Islamabad: As the worsening law-and-order situation and the ubiquity of religious fundamentalism in Pakistan, Ahmadiyya have been forced to migrate to other countries in the hope of being treated on equal footing with other people in the society, according to media reports.

According to Islam Khabar, adults and children a like are victimized for their differing religious beliefs.

Workplaces, playgrounds and even schools are used as platforms to spread their loathing and horrific mistreatment.
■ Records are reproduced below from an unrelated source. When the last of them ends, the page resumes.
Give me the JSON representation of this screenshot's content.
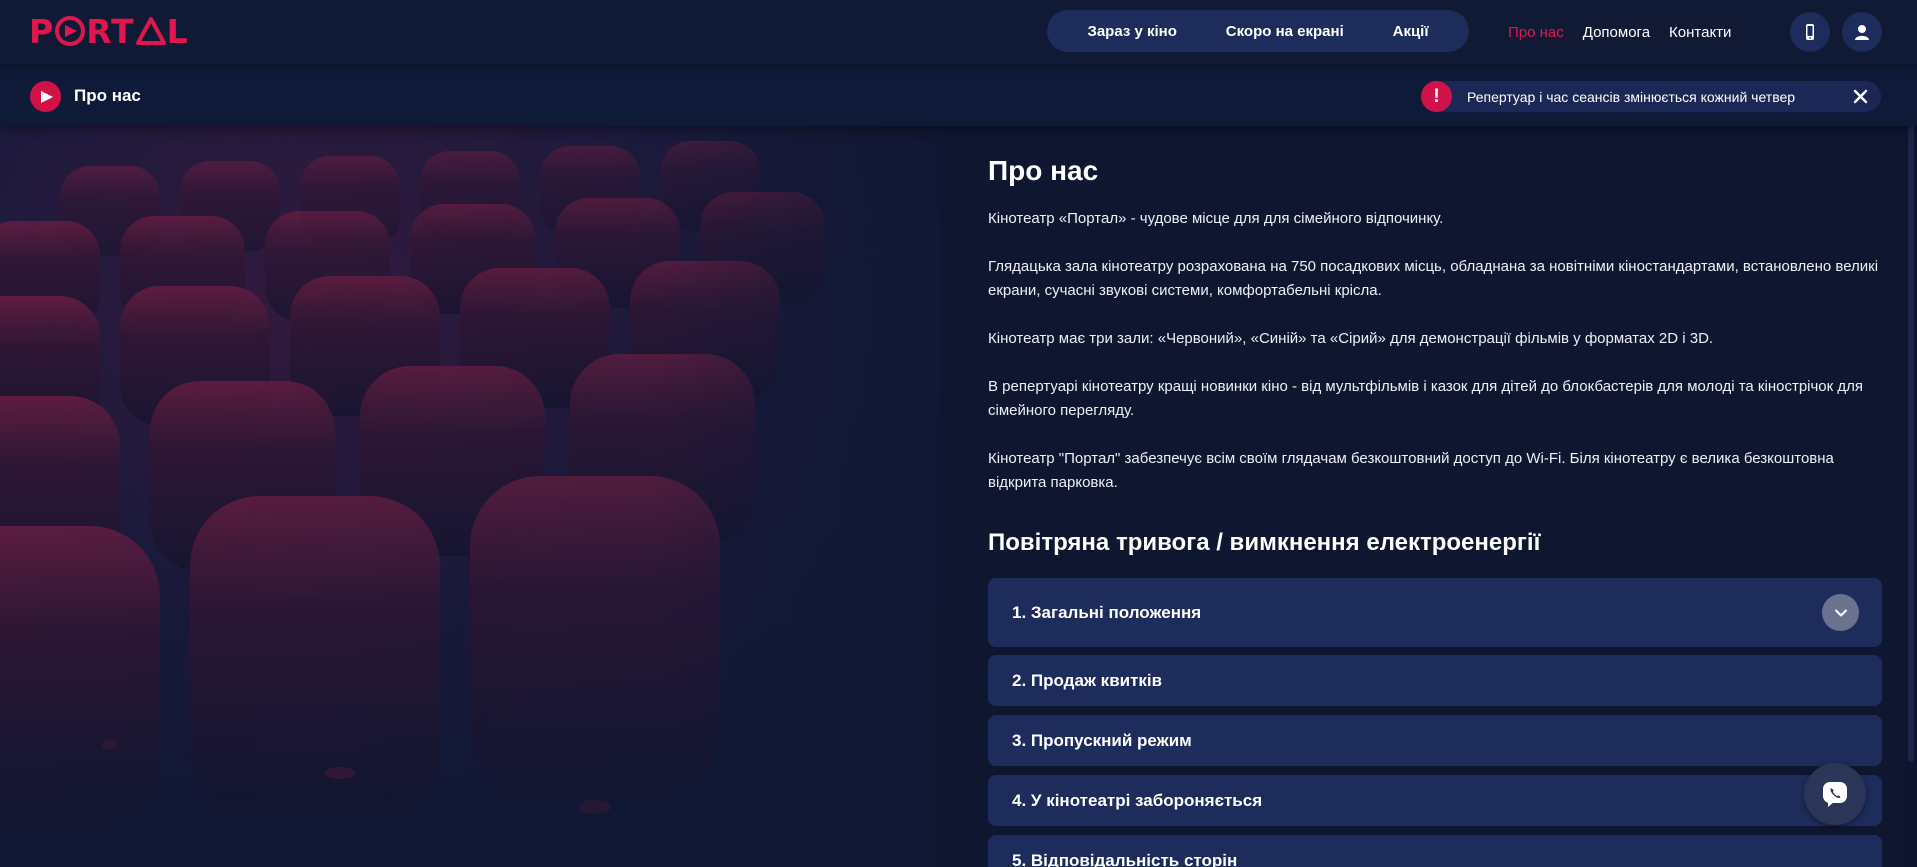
{
  "brand": {
    "logo_text": "PORTAL",
    "accent": "#e0164f"
  },
  "header": {
    "pill_nav": [
      "Зараз у кіно",
      "Скоро на екрані",
      "Акції"
    ],
    "links": [
      "Про нас",
      "Допомога",
      "Контакти"
    ],
    "active_link": "Про нас",
    "icons": [
      "phone-icon",
      "user-icon"
    ]
  },
  "subbar": {
    "breadcrumb": "Про нас",
    "notice_icon": "!",
    "notice_text": "Репертуар і час сеансів змінюється кожний четвер"
  },
  "about": {
    "title": "Про нас",
    "paragraphs": [
      "Кінотеатр «Портал» - чудове місце для для сімейного відпочинку.",
      "Глядацька зала кінотеатру розрахована на 750 посадкових місць, обладнана за новітніми кіностандартами, встановлено великі екрани, сучасні звукові системи, комфортабельні крісла.",
      "Кінотеатр має три зали: «Червоний», «Синій» та «Сірий» для демонстрації фільмів у форматах 2D і 3D.",
      "В репертуарі кінотеатру кращі новинки кіно - від мультфільмів і казок для дітей до блокбастерів для молоді та кінострічок для сімейного перегляду.",
      "Кінотеатр \"Портал\" забезпечує всім своїм глядачам безкоштовний доступ до Wi-Fi. Біля кінотеатру є велика безкоштовна відкрита парковка."
    ],
    "section_title": "Повітряна тривога / вимкнення електроенергії",
    "accordion": [
      "1. Загальні положення",
      "2. Продаж квитків",
      "3. Пропускний режим",
      "4. У кінотеатрі забороняється",
      "5. Відповідальність сторін"
    ]
  },
  "floating": {
    "chat_icon": "viber-icon"
  }
}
Educational institutes chiefly top the list of troublemakers who aim to indoctrinate young minds by filling them with hatred for anyone who does not follow their religious standards, as per Islam Khabar.

The Ahmadiyya Muslim Community is being used as a scapegoat to score political points and malign political opponents, without any regard for the risk of life and the hatred it spreads.

On July 13, 2021, UN human rights experts expressed their deep concern over the lack of attention to the serious human rights violations perpetrated against the Ahmadiyya community around the world and called on the international community to step up efforts to bring an end to the ongoing persecution of Ahmadiyya.

It urged the international community to impress upon the Government of Pakistan to honour its responsibility to provide effective protection and freedom of religious practice to Ahmadiyya and that perpetrators of such vicious actions should be brought to justice, to bring its laws and practices in conformity with international standards.

Pakistan is facing multiple fault lines that are hampering the growth of the already conditioned economy of the country, including a breakdown of law and order domestically, which poses major challenges to the establishment and sectarian violence.

In Pakistan, Sunni groups are threatening Shias, Ahmadis and non-Muslim minorities, enjoying support from the military and political leadership.

According to the International Crisis Group (ICG) in its reports published on September 5 which forecasts that sectarian violence could intensify with political instability and economic downturn creating a powder keg in Pakistan, a Canada-based think tank IFFRAS said.

ICG Report's observation that sectarian militancy now runs across the range of Sunni Islamist groups, including adherents to the more moderate Barelvi sub-sect, is believed to constitute a thin majority of Pakistan's population.

In 2020, well-known defence analyst, Dr Ayesha Siddiqa wrote about the revival of sectarian tension between Sunnis and Shias in Karachi and other urban centres in Sindh and Punjab. She pointed out that Pakistan has reportedly witnessed the killing of approximately 4,847 Shias in incidents of sectarian violence between 2001 and 2018, IFFRAS had reported earlier.